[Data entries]

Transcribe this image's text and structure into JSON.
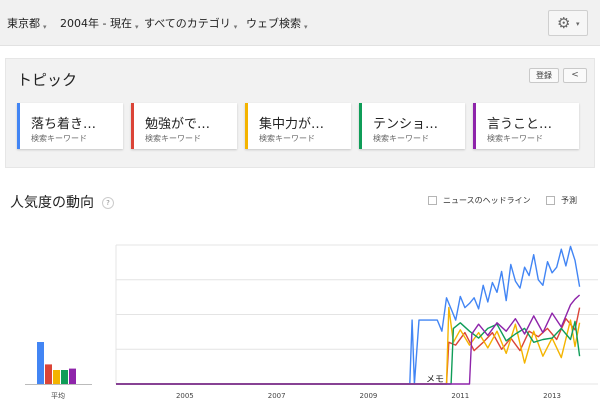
{
  "filters": {
    "region": "東京都",
    "period": "2004年 - 現在",
    "category": "すべてのカテゴリ",
    "search_type": "ウェブ検索"
  },
  "topics": {
    "title": "トピック",
    "login_label": "登録",
    "cards": [
      {
        "name": "落ち着き…",
        "type": "検索キーワード",
        "color": "#4285f4"
      },
      {
        "name": "勉強がで…",
        "type": "検索キーワード",
        "color": "#db4437"
      },
      {
        "name": "集中力が…",
        "type": "検索キーワード",
        "color": "#f4b400"
      },
      {
        "name": "テンショ…",
        "type": "検索キーワード",
        "color": "#0f9d58"
      },
      {
        "name": "言うこと…",
        "type": "検索キーワード",
        "color": "#8e24aa"
      }
    ]
  },
  "interest": {
    "title": "人気度の動向",
    "help": "?",
    "news_label": "ニュースのヘッドライン",
    "forecast_label": "予測",
    "average_label": "平均",
    "memo_label": "メモ"
  },
  "icons": {
    "gear": "gear-icon",
    "share": "share-icon",
    "dropdown": "chevron-down-icon"
  },
  "chart_data": {
    "type": "line",
    "title": "",
    "xlabel": "",
    "ylabel": "",
    "x_tick_labels": [
      "2005",
      "2007",
      "2009",
      "2011",
      "2013"
    ],
    "x_range": [
      2004.0,
      2014.5
    ],
    "ylim": [
      0,
      100
    ],
    "grid": true,
    "averages": [
      {
        "color": "#4285f4",
        "value": 30
      },
      {
        "color": "#db4437",
        "value": 14
      },
      {
        "color": "#f4b400",
        "value": 10
      },
      {
        "color": "#0f9d58",
        "value": 10
      },
      {
        "color": "#8e24aa",
        "value": 11
      }
    ],
    "series": [
      {
        "color": "#4285f4",
        "x": [
          2004.0,
          2010.4,
          2010.45,
          2010.5,
          2010.6,
          2010.7,
          2010.8,
          2010.9,
          2011.0,
          2011.1,
          2011.2,
          2011.3,
          2011.4,
          2011.5,
          2011.6,
          2011.7,
          2011.8,
          2011.9,
          2012.0,
          2012.1,
          2012.2,
          2012.3,
          2012.4,
          2012.5,
          2012.6,
          2012.7,
          2012.8,
          2012.9,
          2013.0,
          2013.1,
          2013.2,
          2013.3,
          2013.4,
          2013.5,
          2013.6,
          2013.7,
          2013.8,
          2013.9,
          2014.0,
          2014.1
        ],
        "y": [
          0,
          0,
          46,
          0,
          46,
          46,
          46,
          46,
          46,
          38,
          62,
          54,
          46,
          63,
          55,
          58,
          62,
          54,
          71,
          59,
          73,
          66,
          81,
          60,
          86,
          74,
          69,
          84,
          78,
          93,
          75,
          71,
          88,
          80,
          84,
          97,
          85,
          99,
          89,
          70
        ]
      },
      {
        "color": "#db4437",
        "x": [
          2004.0,
          2011.2,
          2011.25,
          2011.4,
          2011.6,
          2011.8,
          2012.0,
          2012.2,
          2012.4,
          2012.6,
          2012.8,
          2013.0,
          2013.2,
          2013.4,
          2013.6,
          2013.8,
          2014.0,
          2014.1
        ],
        "y": [
          0,
          0,
          30,
          28,
          37,
          24,
          30,
          37,
          25,
          33,
          24,
          38,
          34,
          40,
          32,
          47,
          39,
          55
        ]
      },
      {
        "color": "#f4b400",
        "x": [
          2004.0,
          2011.2,
          2011.25,
          2011.35,
          2011.5,
          2011.7,
          2011.9,
          2012.1,
          2012.3,
          2012.5,
          2012.7,
          2012.9,
          2013.1,
          2013.3,
          2013.5,
          2013.7,
          2013.9,
          2014.0,
          2014.1
        ],
        "y": [
          0,
          0,
          55,
          30,
          39,
          28,
          37,
          26,
          38,
          22,
          43,
          15,
          38,
          20,
          33,
          19,
          46,
          27,
          44
        ]
      },
      {
        "color": "#0f9d58",
        "x": [
          2004.0,
          2011.3,
          2011.35,
          2011.5,
          2011.7,
          2011.9,
          2012.1,
          2012.3,
          2012.5,
          2012.7,
          2012.9,
          2013.1,
          2013.3,
          2013.5,
          2013.7,
          2013.9,
          2014.0,
          2014.1
        ],
        "y": [
          0,
          0,
          40,
          44,
          38,
          33,
          40,
          43,
          31,
          36,
          40,
          30,
          32,
          33,
          40,
          32,
          45,
          20
        ]
      },
      {
        "color": "#8e24aa",
        "x": [
          2004.0,
          2011.4,
          2011.7,
          2011.75,
          2011.9,
          2012.1,
          2012.3,
          2012.5,
          2012.7,
          2012.9,
          2013.1,
          2013.3,
          2013.5,
          2013.7,
          2013.9,
          2014.0,
          2014.1
        ],
        "y": [
          0,
          0,
          0,
          36,
          43,
          35,
          44,
          38,
          47,
          36,
          49,
          37,
          51,
          41,
          57,
          61,
          64
        ]
      }
    ]
  }
}
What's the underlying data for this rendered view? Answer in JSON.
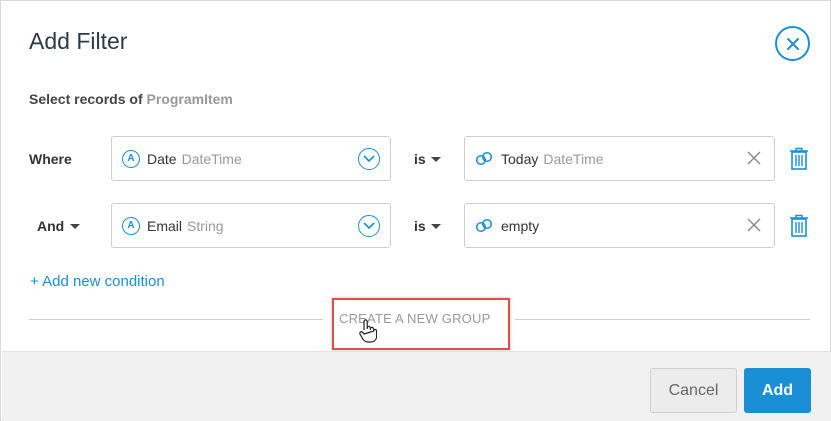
{
  "dialog": {
    "title": "Add Filter",
    "subtitle_prefix": "Select records of",
    "entity": "ProgramItem"
  },
  "conditions": [
    {
      "label": "Where",
      "field_type_icon": "A",
      "field_name": "Date",
      "field_type": "DateTime",
      "operator": "is",
      "value": "Today",
      "value_type": "DateTime"
    },
    {
      "label": "And",
      "field_type_icon": "A",
      "field_name": "Email",
      "field_type": "String",
      "operator": "is",
      "value": "empty",
      "value_type": ""
    }
  ],
  "add_condition_label": "+ Add new condition",
  "create_group_label": "CREATE A NEW GROUP",
  "footer": {
    "cancel_label": "Cancel",
    "add_label": "Add"
  },
  "colors": {
    "accent": "#1a8fd6",
    "highlight": "#e04b4b"
  }
}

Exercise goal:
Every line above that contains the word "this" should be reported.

Response:
Transcribe this image's text and structure into JSON.
What's the underlying data for this rendered view? Answer in JSON.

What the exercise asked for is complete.